━━ Entries provided ━━
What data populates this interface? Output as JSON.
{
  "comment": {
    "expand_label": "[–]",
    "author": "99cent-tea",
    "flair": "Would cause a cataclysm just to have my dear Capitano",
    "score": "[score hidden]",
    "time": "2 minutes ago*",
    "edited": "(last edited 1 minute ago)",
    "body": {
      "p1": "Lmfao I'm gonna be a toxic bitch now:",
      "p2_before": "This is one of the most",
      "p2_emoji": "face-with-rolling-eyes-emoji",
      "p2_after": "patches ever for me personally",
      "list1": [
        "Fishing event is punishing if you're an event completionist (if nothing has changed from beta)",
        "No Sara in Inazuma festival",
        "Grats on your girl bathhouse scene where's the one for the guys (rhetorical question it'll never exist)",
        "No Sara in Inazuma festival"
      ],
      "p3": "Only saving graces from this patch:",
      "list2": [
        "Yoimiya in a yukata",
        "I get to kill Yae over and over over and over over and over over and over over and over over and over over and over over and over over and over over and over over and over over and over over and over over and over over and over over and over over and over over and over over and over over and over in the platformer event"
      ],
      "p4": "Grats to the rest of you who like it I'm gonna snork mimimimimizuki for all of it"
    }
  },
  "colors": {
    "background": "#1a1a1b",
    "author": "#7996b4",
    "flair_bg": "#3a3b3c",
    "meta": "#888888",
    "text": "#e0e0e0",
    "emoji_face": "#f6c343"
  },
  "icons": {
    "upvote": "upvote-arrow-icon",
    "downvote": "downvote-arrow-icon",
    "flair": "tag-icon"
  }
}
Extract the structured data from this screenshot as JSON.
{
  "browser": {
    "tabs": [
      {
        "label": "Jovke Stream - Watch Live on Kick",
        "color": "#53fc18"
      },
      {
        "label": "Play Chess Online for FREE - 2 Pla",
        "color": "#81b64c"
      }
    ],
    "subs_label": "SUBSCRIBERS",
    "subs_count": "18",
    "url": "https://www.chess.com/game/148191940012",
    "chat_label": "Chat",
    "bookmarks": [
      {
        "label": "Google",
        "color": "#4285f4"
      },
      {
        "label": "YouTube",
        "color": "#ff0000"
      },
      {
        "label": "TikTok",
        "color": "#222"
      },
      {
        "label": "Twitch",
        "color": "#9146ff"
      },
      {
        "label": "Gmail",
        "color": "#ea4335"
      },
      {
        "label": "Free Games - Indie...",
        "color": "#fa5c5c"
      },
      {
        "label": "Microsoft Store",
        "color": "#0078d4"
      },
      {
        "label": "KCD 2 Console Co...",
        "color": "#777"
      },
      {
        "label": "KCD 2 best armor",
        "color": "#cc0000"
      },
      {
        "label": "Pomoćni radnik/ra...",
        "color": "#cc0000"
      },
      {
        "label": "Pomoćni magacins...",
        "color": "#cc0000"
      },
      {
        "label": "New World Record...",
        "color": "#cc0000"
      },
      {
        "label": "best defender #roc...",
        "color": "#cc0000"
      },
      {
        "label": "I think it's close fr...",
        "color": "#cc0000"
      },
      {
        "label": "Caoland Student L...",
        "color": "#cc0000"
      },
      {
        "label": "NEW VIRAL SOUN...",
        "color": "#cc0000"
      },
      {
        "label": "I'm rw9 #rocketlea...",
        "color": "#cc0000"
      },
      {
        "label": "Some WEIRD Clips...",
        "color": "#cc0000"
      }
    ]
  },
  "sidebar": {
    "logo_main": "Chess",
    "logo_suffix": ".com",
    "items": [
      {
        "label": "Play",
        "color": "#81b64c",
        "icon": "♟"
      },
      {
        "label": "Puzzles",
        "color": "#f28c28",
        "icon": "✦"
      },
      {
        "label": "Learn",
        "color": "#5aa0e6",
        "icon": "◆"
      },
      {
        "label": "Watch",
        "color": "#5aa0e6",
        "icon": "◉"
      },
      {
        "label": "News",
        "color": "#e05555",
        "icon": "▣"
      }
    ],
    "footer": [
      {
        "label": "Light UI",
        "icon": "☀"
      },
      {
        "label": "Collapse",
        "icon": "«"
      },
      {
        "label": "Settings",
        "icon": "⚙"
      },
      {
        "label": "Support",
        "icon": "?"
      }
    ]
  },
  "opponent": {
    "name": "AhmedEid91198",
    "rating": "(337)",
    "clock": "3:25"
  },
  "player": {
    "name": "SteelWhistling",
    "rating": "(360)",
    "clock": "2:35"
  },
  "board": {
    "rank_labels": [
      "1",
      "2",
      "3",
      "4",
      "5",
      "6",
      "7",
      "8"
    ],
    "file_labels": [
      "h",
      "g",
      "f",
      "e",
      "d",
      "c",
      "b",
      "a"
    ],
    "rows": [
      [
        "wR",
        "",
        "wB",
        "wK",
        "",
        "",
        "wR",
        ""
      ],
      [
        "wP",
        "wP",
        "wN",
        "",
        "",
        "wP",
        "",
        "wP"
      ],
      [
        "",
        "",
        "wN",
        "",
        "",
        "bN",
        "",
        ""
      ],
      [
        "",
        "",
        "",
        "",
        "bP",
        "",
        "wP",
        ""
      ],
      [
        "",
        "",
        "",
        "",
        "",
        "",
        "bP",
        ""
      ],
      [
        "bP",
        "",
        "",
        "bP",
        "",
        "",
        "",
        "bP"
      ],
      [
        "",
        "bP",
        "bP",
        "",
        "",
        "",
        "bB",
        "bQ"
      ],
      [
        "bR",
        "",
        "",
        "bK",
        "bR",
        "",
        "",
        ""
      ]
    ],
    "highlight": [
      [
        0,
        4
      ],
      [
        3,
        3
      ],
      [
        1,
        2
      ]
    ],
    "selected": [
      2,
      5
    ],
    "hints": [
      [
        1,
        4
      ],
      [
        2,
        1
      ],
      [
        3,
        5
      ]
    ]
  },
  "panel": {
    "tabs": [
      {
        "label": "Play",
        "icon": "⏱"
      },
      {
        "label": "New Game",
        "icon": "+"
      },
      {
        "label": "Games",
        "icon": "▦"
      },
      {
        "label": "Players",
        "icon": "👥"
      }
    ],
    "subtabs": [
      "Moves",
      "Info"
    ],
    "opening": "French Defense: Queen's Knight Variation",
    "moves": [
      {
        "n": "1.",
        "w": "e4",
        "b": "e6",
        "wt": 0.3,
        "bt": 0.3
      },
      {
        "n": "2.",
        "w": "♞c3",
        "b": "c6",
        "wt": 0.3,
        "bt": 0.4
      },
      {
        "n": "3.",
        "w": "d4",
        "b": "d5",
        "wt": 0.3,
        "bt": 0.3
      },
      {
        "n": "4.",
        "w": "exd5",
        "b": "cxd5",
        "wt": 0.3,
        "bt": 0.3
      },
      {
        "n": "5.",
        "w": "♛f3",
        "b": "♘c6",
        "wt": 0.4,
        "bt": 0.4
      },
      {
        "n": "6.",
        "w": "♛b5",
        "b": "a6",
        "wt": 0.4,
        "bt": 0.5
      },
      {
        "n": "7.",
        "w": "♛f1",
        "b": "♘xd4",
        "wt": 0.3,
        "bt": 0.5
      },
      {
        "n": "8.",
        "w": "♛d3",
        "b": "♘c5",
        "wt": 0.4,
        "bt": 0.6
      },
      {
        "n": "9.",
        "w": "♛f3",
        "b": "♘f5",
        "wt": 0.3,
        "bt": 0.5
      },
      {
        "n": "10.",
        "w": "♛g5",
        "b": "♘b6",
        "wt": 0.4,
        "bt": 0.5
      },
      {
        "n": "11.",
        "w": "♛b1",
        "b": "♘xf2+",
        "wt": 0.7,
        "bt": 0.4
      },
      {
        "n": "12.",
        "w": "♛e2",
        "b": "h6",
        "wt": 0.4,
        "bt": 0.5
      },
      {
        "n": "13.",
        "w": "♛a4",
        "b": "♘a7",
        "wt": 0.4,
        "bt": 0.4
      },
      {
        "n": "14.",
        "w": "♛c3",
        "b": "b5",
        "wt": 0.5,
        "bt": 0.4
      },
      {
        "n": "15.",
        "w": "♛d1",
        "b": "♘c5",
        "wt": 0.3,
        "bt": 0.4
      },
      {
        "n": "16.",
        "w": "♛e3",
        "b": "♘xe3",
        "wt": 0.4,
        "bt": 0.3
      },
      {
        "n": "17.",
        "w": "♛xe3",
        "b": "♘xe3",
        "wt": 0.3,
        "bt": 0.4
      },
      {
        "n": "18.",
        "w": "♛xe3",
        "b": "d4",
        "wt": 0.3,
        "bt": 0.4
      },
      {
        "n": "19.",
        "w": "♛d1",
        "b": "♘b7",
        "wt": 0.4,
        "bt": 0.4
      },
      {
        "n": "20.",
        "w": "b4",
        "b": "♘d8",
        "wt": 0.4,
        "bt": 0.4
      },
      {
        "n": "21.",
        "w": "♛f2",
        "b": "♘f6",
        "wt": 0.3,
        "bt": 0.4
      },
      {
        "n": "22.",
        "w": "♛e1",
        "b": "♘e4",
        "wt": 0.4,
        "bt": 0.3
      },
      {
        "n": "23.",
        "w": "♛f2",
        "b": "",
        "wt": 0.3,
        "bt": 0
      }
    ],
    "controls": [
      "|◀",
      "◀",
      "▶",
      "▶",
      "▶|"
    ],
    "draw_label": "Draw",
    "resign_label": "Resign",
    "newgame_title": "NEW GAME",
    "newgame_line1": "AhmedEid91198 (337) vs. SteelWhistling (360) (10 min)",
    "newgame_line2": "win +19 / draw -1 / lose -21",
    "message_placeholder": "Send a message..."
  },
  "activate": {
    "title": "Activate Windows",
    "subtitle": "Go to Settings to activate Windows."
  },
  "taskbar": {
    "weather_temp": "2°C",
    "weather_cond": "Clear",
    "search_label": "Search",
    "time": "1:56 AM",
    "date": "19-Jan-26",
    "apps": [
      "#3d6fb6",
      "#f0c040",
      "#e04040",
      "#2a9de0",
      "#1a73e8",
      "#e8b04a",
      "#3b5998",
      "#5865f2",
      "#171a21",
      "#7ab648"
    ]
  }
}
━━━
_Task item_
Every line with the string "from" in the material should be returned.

_Response to the exercise_
        "Fishing event is punishing if you're an event completionist (if nothing has changed from beta)",
      "p3": "Only saving graces from this patch:",
Extract the structured data from this screenshot as JSON.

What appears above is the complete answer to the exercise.